(Study material)

━━━━

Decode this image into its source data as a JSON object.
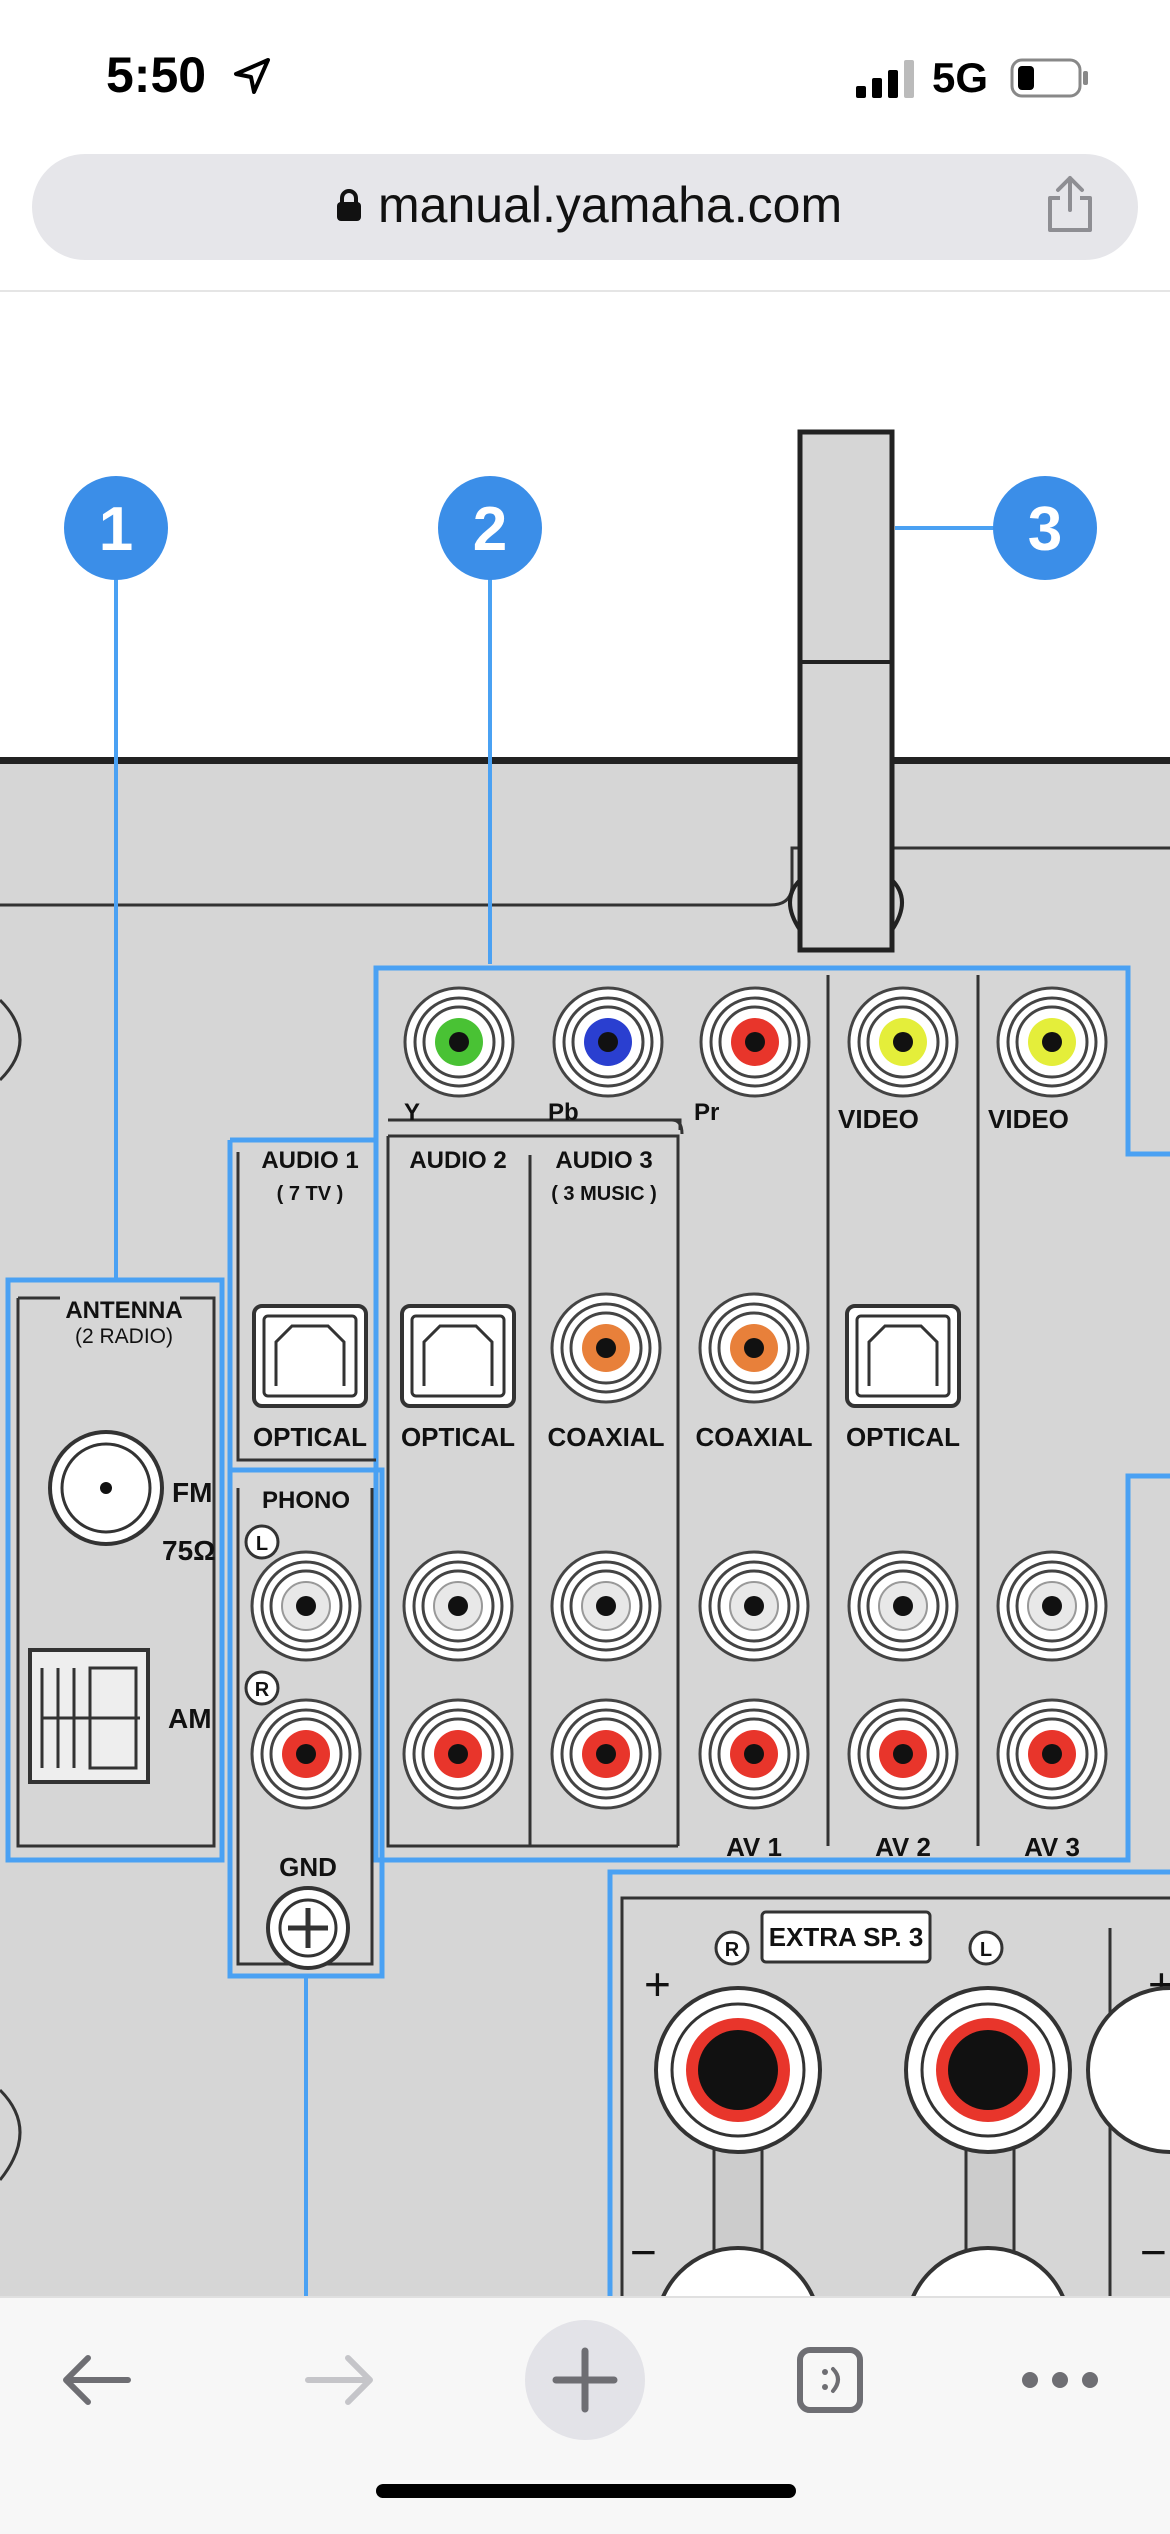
{
  "status_bar": {
    "time": "5:50",
    "network": "5G"
  },
  "browser": {
    "url": "manual.yamaha.com"
  },
  "diagram": {
    "callouts": [
      "1",
      "2",
      "3"
    ],
    "antenna": {
      "title": "ANTENNA",
      "subtitle": "(2 RADIO)",
      "fm_label": "FM",
      "fm_ohm": "75Ω",
      "am_label": "AM"
    },
    "component_labels": {
      "y": "Y",
      "pb": "Pb",
      "pr": "Pr",
      "video1": "VIDEO",
      "video2": "VIDEO"
    },
    "audio1": {
      "title": "AUDIO 1",
      "subtitle": "( 7 TV )",
      "type": "OPTICAL"
    },
    "audio2": {
      "title": "AUDIO 2",
      "type": "OPTICAL"
    },
    "audio3": {
      "title": "AUDIO 3",
      "subtitle": "( 3 MUSIC )",
      "type": "COAXIAL"
    },
    "av1": {
      "type": "COAXIAL",
      "label": "AV 1"
    },
    "av2": {
      "type": "OPTICAL",
      "label": "AV 2"
    },
    "av3": {
      "label": "AV 3"
    },
    "phono": {
      "title": "PHONO",
      "left": "L",
      "right": "R",
      "gnd": "GND"
    },
    "speaker": {
      "title": "EXTRA SP. 3",
      "right": "R",
      "left": "L",
      "plus": "+",
      "minus": "−"
    }
  },
  "colors": {
    "callout": "#3b8ee8",
    "panel": "#d5d5d5",
    "highlight": "#4aa1f3",
    "rca_red": "#e8352b",
    "rca_white": "#e8e8e8",
    "green": "#49c234",
    "blue": "#2a3fd0",
    "yellow": "#e4ee3a",
    "orange": "#e8803a"
  },
  "toolbar": {
    "back": "back-icon",
    "forward": "forward-icon",
    "new_tab": "plus-icon",
    "tabs": "tabs-icon",
    "more": "more-icon"
  }
}
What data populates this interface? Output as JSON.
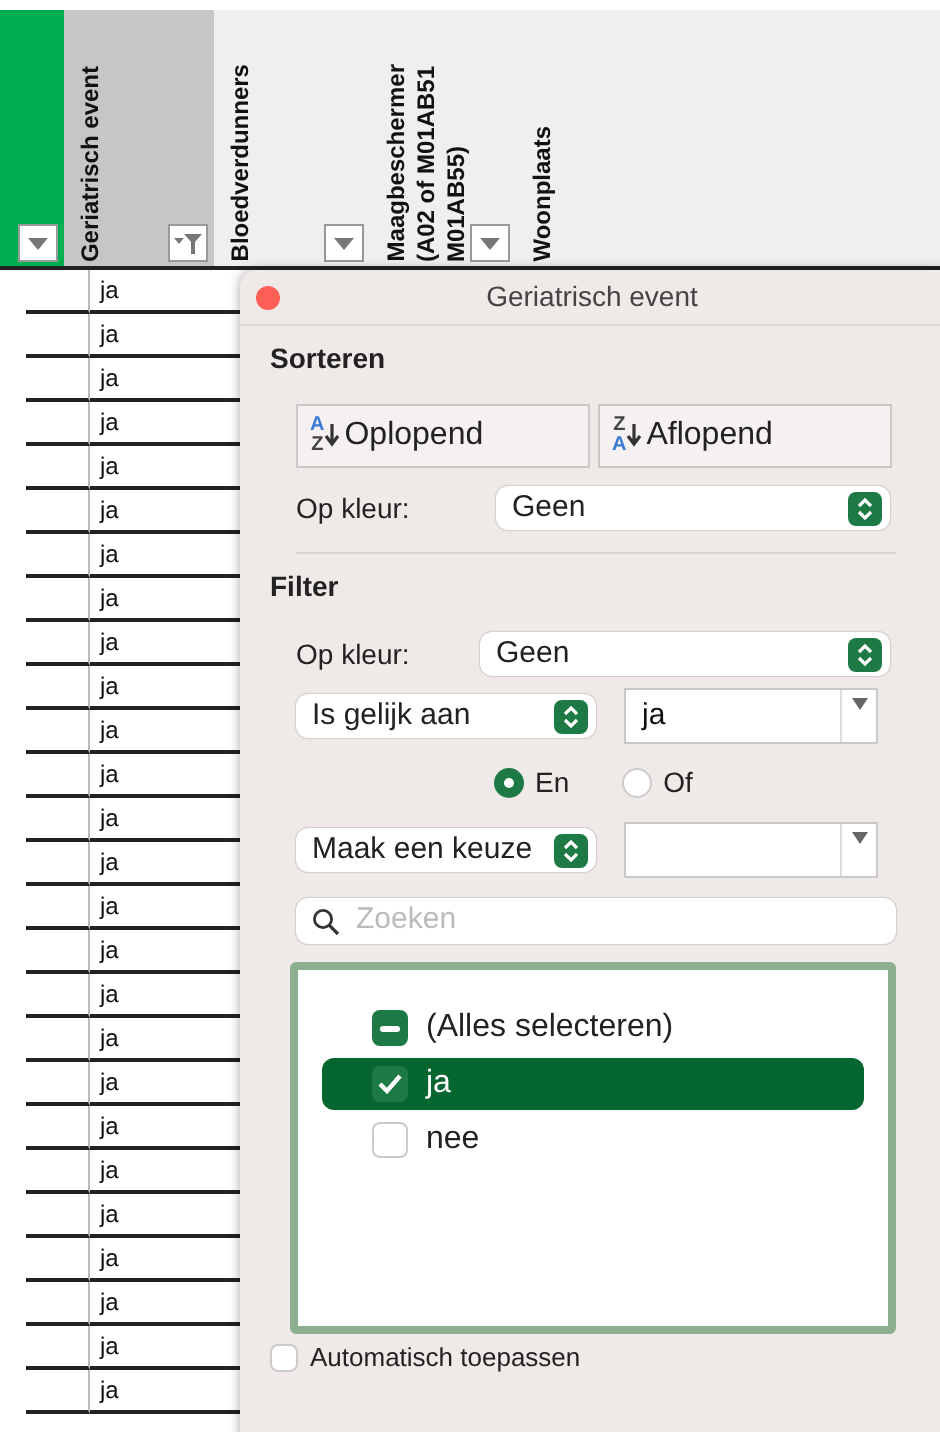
{
  "sheet": {
    "columns": [
      {
        "color": "#00b050",
        "filter_applied": false
      },
      {
        "lines": [
          "Geriatrisch event"
        ],
        "color": "#c6c6c6",
        "filter_applied": true
      },
      {
        "lines": [
          "Bloedverdunners"
        ],
        "filter_applied": false
      },
      {
        "lines": [
          "Maagbeschermer",
          "(A02 of M01AB51",
          "M01AB55)"
        ],
        "filter_applied": false
      },
      {
        "lines": [
          "Woonplaats"
        ]
      }
    ],
    "rows": [
      "ja",
      "ja",
      "ja",
      "ja",
      "ja",
      "ja",
      "ja",
      "ja",
      "ja",
      "ja",
      "ja",
      "ja",
      "ja",
      "ja",
      "ja",
      "ja",
      "ja",
      "ja",
      "ja",
      "ja",
      "ja",
      "ja",
      "ja",
      "ja",
      "ja",
      "ja"
    ]
  },
  "filter_popup": {
    "title": "Geriatrisch event",
    "sort": {
      "heading": "Sorteren",
      "buttons": [
        {
          "kind": "ascending",
          "icon_top": "A",
          "icon_bottom": "Z",
          "label": "Oplopend"
        },
        {
          "kind": "descending",
          "icon_top": "Z",
          "icon_bottom": "A",
          "label": "Aflopend"
        }
      ],
      "color_label": "Op kleur:",
      "color_value": "Geen"
    },
    "filter": {
      "heading": "Filter",
      "color_label": "Op kleur:",
      "color_value": "Geen",
      "condition_1": {
        "operator": "Is gelijk aan",
        "value": "ja"
      },
      "logic": [
        {
          "label": "En",
          "selected": true
        },
        {
          "label": "Of",
          "selected": false
        }
      ],
      "condition_2": {
        "operator": "Maak een keuze"
      },
      "search": {
        "placeholder": "Zoeken"
      },
      "values": [
        {
          "label": "(Alles selecteren)",
          "mixed": true,
          "selected": false
        },
        {
          "label": "ja",
          "checked": true,
          "selected": true
        },
        {
          "label": "nee",
          "checked": false,
          "selected": false
        }
      ],
      "auto_apply": {
        "label": "Automatisch toepassen",
        "checked": false
      }
    }
  }
}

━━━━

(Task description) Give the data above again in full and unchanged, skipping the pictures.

(Written answer)
Decode this image into its source data as a JSON object.
{
  "status_bar": {
    "time": "5:50",
    "network": "5G"
  },
  "browser": {
    "url": "manual.yamaha.com"
  },
  "diagram": {
    "callouts": [
      "1",
      "2",
      "3"
    ],
    "antenna": {
      "title": "ANTENNA",
      "subtitle": "(2 RADIO)",
      "fm_label": "FM",
      "fm_ohm": "75Ω",
      "am_label": "AM"
    },
    "component_labels": {
      "y": "Y",
      "pb": "Pb",
      "pr": "Pr",
      "video1": "VIDEO",
      "video2": "VIDEO"
    },
    "audio1": {
      "title": "AUDIO 1",
      "subtitle": "( 7 TV )",
      "type": "OPTICAL"
    },
    "audio2": {
      "title": "AUDIO 2",
      "type": "OPTICAL"
    },
    "audio3": {
      "title": "AUDIO 3",
      "subtitle": "( 3 MUSIC )",
      "type": "COAXIAL"
    },
    "av1": {
      "type": "COAXIAL",
      "label": "AV 1"
    },
    "av2": {
      "type": "OPTICAL",
      "label": "AV 2"
    },
    "av3": {
      "label": "AV 3"
    },
    "phono": {
      "title": "PHONO",
      "left": "L",
      "right": "R",
      "gnd": "GND"
    },
    "speaker": {
      "title": "EXTRA SP. 3",
      "right": "R",
      "left": "L",
      "plus": "+",
      "minus": "−"
    }
  },
  "colors": {
    "callout": "#3b8ee8",
    "panel": "#d5d5d5",
    "highlight": "#4aa1f3",
    "rca_red": "#e8352b",
    "rca_white": "#e8e8e8",
    "green": "#49c234",
    "blue": "#2a3fd0",
    "yellow": "#e4ee3a",
    "orange": "#e8803a"
  },
  "toolbar": {
    "back": "back-icon",
    "forward": "forward-icon",
    "new_tab": "plus-icon",
    "tabs": "tabs-icon",
    "more": "more-icon"
  }
}
What data populates this interface? Output as JSON.
{
  "sheet": {
    "columns": [
      {
        "color": "#00b050",
        "filter_applied": false
      },
      {
        "lines": [
          "Geriatrisch event"
        ],
        "color": "#c6c6c6",
        "filter_applied": true
      },
      {
        "lines": [
          "Bloedverdunners"
        ],
        "filter_applied": false
      },
      {
        "lines": [
          "Maagbeschermer",
          "(A02 of M01AB51",
          "M01AB55)"
        ],
        "filter_applied": false
      },
      {
        "lines": [
          "Woonplaats"
        ]
      }
    ],
    "rows": [
      "ja",
      "ja",
      "ja",
      "ja",
      "ja",
      "ja",
      "ja",
      "ja",
      "ja",
      "ja",
      "ja",
      "ja",
      "ja",
      "ja",
      "ja",
      "ja",
      "ja",
      "ja",
      "ja",
      "ja",
      "ja",
      "ja",
      "ja",
      "ja",
      "ja",
      "ja"
    ]
  },
  "filter_popup": {
    "title": "Geriatrisch event",
    "sort": {
      "heading": "Sorteren",
      "buttons": [
        {
          "kind": "ascending",
          "icon_top": "A",
          "icon_bottom": "Z",
          "label": "Oplopend"
        },
        {
          "kind": "descending",
          "icon_top": "Z",
          "icon_bottom": "A",
          "label": "Aflopend"
        }
      ],
      "color_label": "Op kleur:",
      "color_value": "Geen"
    },
    "filter": {
      "heading": "Filter",
      "color_label": "Op kleur:",
      "color_value": "Geen",
      "condition_1": {
        "operator": "Is gelijk aan",
        "value": "ja"
      },
      "logic": [
        {
          "label": "En",
          "selected": true
        },
        {
          "label": "Of",
          "selected": false
        }
      ],
      "condition_2": {
        "operator": "Maak een keuze"
      },
      "search": {
        "placeholder": "Zoeken"
      },
      "values": [
        {
          "label": "(Alles selecteren)",
          "mixed": true,
          "selected": false
        },
        {
          "label": "ja",
          "checked": true,
          "selected": true
        },
        {
          "label": "nee",
          "checked": false,
          "selected": false
        }
      ],
      "auto_apply": {
        "label": "Automatisch toepassen",
        "checked": false
      }
    }
  }
}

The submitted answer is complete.